A is for Absence/A is for Asymmetry: Using Archives to Theorize the Absence of Black Girlhood in Histories of Pedophilia
Posted on February 22, 2013
April 8, 2013
Lunchtime talk by Kelly Ball, Women’s, Gender, and Sexuality Studies Department, Emory University.
In 1899, Dr. Silas Arrowood, a white physician in Atlanta, Georgia was prosecuted for pursuing his sexual interest in young white girls. Arrowood’s case reveals the complexities of archival research on girlhood, especially as such research seeks to understand the construction of categories of sexual abnormality. Drawing on archival research on the Georgia Lunatic Asylum (the largest in the world in the late 1800s/early 1900s, with over 60,000 patients and inmates), the paper problematizes Foucault’s theories on the expanding system of sexuality that made these new categories of sexual abnormality possible.

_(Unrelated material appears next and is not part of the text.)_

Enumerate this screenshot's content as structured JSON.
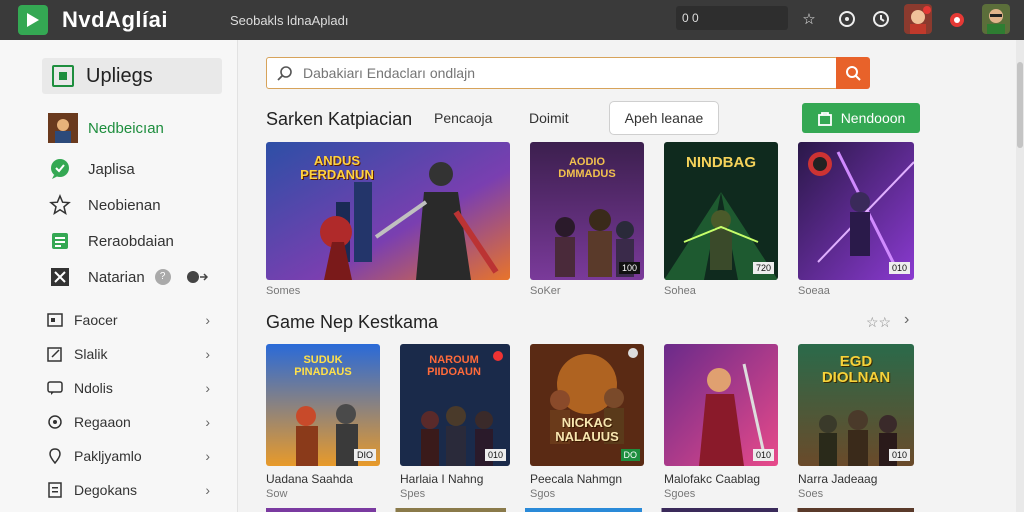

Woolley Room, Mary Lyon Hall 12:30pm
Sponsored by: Women's Studies, SHAG, DWOC, SMART and FAW